| Task item |
Copy the records word for word. Pictures do not go in.

===== Entries provided

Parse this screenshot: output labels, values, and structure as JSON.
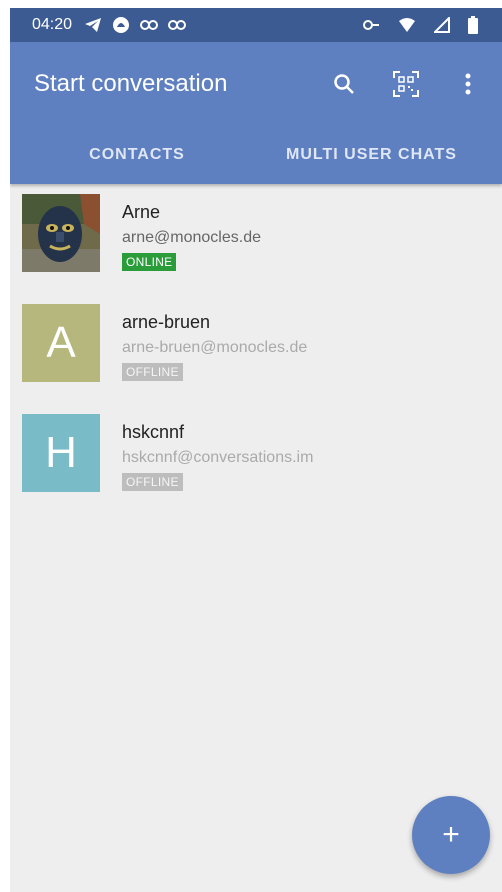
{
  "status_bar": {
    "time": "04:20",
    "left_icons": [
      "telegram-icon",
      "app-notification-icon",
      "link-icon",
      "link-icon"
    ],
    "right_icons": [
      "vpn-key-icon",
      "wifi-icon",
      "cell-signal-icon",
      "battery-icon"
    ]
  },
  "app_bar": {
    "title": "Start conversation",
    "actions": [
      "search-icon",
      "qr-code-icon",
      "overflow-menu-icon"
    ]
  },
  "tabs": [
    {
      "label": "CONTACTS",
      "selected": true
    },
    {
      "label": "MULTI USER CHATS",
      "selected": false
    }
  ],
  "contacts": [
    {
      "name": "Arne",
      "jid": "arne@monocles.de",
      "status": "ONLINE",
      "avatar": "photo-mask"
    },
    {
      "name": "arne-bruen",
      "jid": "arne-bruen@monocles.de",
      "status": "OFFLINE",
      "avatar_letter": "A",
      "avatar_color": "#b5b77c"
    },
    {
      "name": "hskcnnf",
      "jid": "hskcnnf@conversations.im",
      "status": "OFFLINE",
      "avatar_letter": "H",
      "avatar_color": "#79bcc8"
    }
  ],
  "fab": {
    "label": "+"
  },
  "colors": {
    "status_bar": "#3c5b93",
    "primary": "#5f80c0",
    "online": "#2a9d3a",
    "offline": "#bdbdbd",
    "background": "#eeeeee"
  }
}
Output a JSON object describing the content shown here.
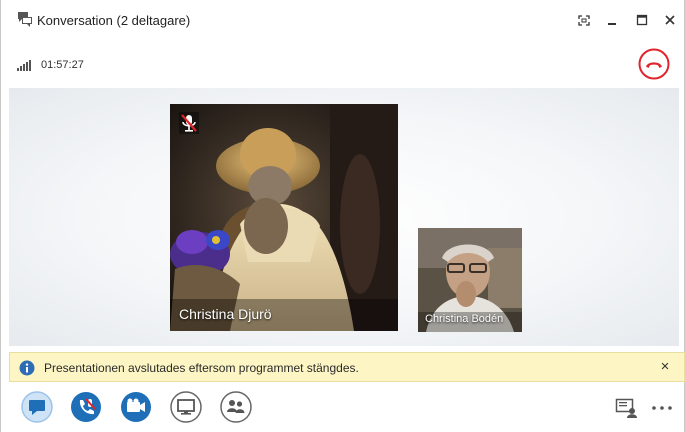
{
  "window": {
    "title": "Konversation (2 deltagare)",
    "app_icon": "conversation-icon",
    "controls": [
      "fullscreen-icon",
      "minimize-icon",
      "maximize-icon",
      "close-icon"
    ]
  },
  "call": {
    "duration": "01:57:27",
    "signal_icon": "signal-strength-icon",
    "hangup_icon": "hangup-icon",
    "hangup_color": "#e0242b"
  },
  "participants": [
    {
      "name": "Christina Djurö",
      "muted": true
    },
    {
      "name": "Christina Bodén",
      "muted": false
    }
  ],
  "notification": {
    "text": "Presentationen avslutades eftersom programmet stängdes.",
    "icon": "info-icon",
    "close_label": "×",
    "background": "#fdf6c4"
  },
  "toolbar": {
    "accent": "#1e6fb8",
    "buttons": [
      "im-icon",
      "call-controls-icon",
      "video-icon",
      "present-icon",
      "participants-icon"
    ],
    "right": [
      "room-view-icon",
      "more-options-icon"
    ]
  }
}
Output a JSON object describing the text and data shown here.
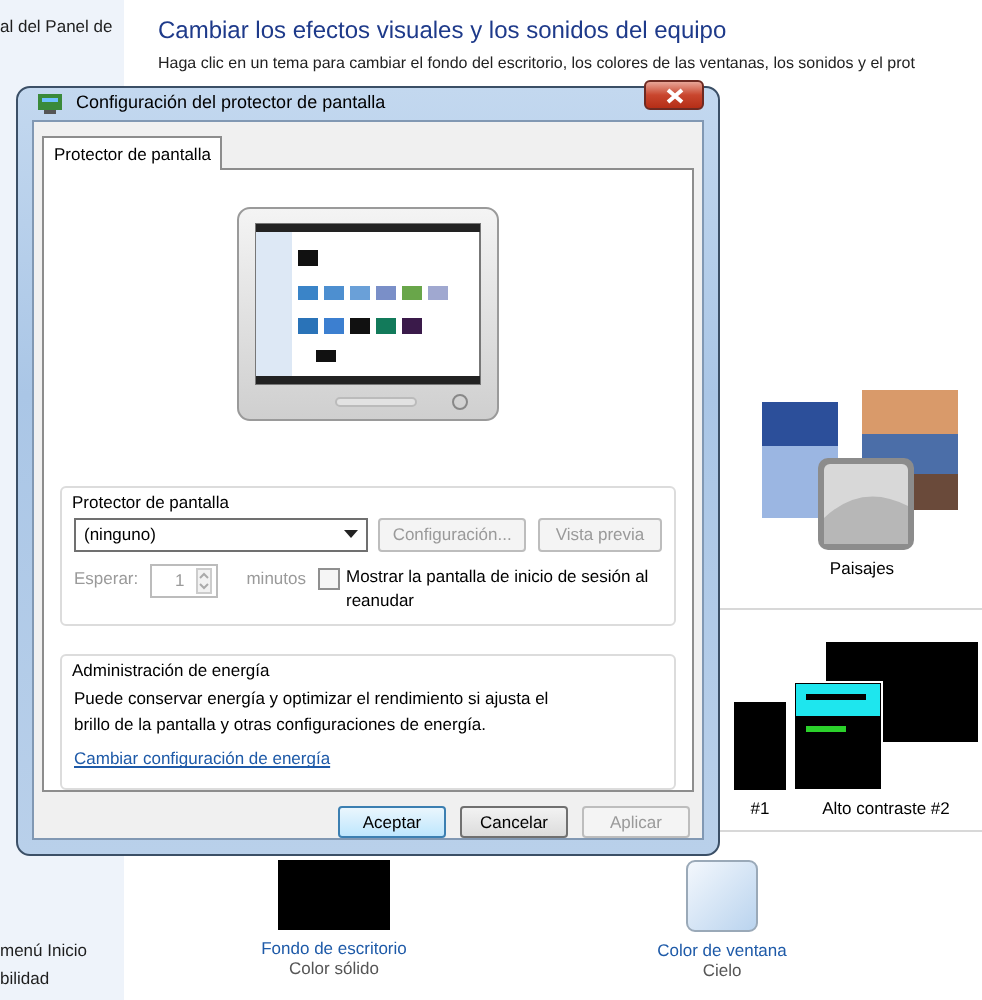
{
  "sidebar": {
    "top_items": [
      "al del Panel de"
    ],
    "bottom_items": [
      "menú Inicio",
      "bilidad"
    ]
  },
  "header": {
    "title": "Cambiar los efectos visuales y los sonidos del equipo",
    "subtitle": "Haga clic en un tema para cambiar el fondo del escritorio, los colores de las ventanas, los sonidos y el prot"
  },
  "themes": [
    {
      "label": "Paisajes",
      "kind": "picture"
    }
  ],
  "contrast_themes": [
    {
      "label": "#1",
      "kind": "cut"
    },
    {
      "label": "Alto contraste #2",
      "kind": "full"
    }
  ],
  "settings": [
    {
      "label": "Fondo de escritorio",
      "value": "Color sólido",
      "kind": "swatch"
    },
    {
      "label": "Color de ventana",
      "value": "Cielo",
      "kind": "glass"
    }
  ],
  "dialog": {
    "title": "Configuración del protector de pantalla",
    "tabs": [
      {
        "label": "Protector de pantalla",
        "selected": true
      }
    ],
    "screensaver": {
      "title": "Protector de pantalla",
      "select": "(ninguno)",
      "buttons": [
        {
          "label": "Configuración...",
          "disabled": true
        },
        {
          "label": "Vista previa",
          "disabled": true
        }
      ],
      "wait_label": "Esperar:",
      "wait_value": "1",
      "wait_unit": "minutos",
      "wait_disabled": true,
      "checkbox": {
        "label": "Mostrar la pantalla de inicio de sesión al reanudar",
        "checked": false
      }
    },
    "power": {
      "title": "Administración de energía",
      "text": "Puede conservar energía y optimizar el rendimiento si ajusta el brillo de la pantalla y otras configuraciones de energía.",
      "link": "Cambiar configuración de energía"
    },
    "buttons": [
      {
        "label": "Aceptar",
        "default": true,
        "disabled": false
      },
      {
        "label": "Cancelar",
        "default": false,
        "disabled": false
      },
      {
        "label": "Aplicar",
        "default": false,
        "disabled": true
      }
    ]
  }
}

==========

| Result of the task |
Parse this screenshot: output labels, values, and structure as JSON.
{
  "status_bar": {
    "time": "04:20",
    "left_icons": [
      "telegram-icon",
      "app-notification-icon",
      "link-icon",
      "link-icon"
    ],
    "right_icons": [
      "vpn-key-icon",
      "wifi-icon",
      "cell-signal-icon",
      "battery-icon"
    ]
  },
  "app_bar": {
    "title": "Start conversation",
    "actions": [
      "search-icon",
      "qr-code-icon",
      "overflow-menu-icon"
    ]
  },
  "tabs": [
    {
      "label": "CONTACTS",
      "selected": true
    },
    {
      "label": "MULTI USER CHATS",
      "selected": false
    }
  ],
  "contacts": [
    {
      "name": "Arne",
      "jid": "arne@monocles.de",
      "status": "ONLINE",
      "avatar": "photo-mask"
    },
    {
      "name": "arne-bruen",
      "jid": "arne-bruen@monocles.de",
      "status": "OFFLINE",
      "avatar_letter": "A",
      "avatar_color": "#b5b77c"
    },
    {
      "name": "hskcnnf",
      "jid": "hskcnnf@conversations.im",
      "status": "OFFLINE",
      "avatar_letter": "H",
      "avatar_color": "#79bcc8"
    }
  ],
  "fab": {
    "label": "+"
  },
  "colors": {
    "status_bar": "#3c5b93",
    "primary": "#5f80c0",
    "online": "#2a9d3a",
    "offline": "#bdbdbd",
    "background": "#eeeeee"
  }
}
Output a JSON object describing the content shown here.
{
  "window": {
    "title": "Konversation (2 deltagare)",
    "app_icon": "conversation-icon",
    "controls": [
      "fullscreen-icon",
      "minimize-icon",
      "maximize-icon",
      "close-icon"
    ]
  },
  "call": {
    "duration": "01:57:27",
    "signal_icon": "signal-strength-icon",
    "hangup_icon": "hangup-icon",
    "hangup_color": "#e0242b"
  },
  "participants": [
    {
      "name": "Christina Djurö",
      "muted": true
    },
    {
      "name": "Christina Bodén",
      "muted": false
    }
  ],
  "notification": {
    "text": "Presentationen avslutades eftersom programmet stängdes.",
    "icon": "info-icon",
    "close_label": "×",
    "background": "#fdf6c4"
  },
  "toolbar": {
    "accent": "#1e6fb8",
    "buttons": [
      "im-icon",
      "call-controls-icon",
      "video-icon",
      "present-icon",
      "participants-icon"
    ],
    "right": [
      "room-view-icon",
      "more-options-icon"
    ]
  }
}
Output a JSON object describing the text and data shown here.
{
  "sidebar": {
    "top_items": [
      "al del Panel de"
    ],
    "bottom_items": [
      "menú Inicio",
      "bilidad"
    ]
  },
  "header": {
    "title": "Cambiar los efectos visuales y los sonidos del equipo",
    "subtitle": "Haga clic en un tema para cambiar el fondo del escritorio, los colores de las ventanas, los sonidos y el prot"
  },
  "themes": [
    {
      "label": "Paisajes",
      "kind": "picture"
    }
  ],
  "contrast_themes": [
    {
      "label": "#1",
      "kind": "cut"
    },
    {
      "label": "Alto contraste #2",
      "kind": "full"
    }
  ],
  "settings": [
    {
      "label": "Fondo de escritorio",
      "value": "Color sólido",
      "kind": "swatch"
    },
    {
      "label": "Color de ventana",
      "value": "Cielo",
      "kind": "glass"
    }
  ],
  "dialog": {
    "title": "Configuración del protector de pantalla",
    "tabs": [
      {
        "label": "Protector de pantalla",
        "selected": true
      }
    ],
    "screensaver": {
      "title": "Protector de pantalla",
      "select": "(ninguno)",
      "buttons": [
        {
          "label": "Configuración...",
          "disabled": true
        },
        {
          "label": "Vista previa",
          "disabled": true
        }
      ],
      "wait_label": "Esperar:",
      "wait_value": "1",
      "wait_unit": "minutos",
      "wait_disabled": true,
      "checkbox": {
        "label": "Mostrar la pantalla de inicio de sesión al reanudar",
        "checked": false
      }
    },
    "power": {
      "title": "Administración de energía",
      "text": "Puede conservar energía y optimizar el rendimiento si ajusta el brillo de la pantalla y otras configuraciones de energía.",
      "link": "Cambiar configuración de energía"
    },
    "buttons": [
      {
        "label": "Aceptar",
        "default": true,
        "disabled": false
      },
      {
        "label": "Cancelar",
        "default": false,
        "disabled": false
      },
      {
        "label": "Aplicar",
        "default": false,
        "disabled": true
      }
    ]
  }
}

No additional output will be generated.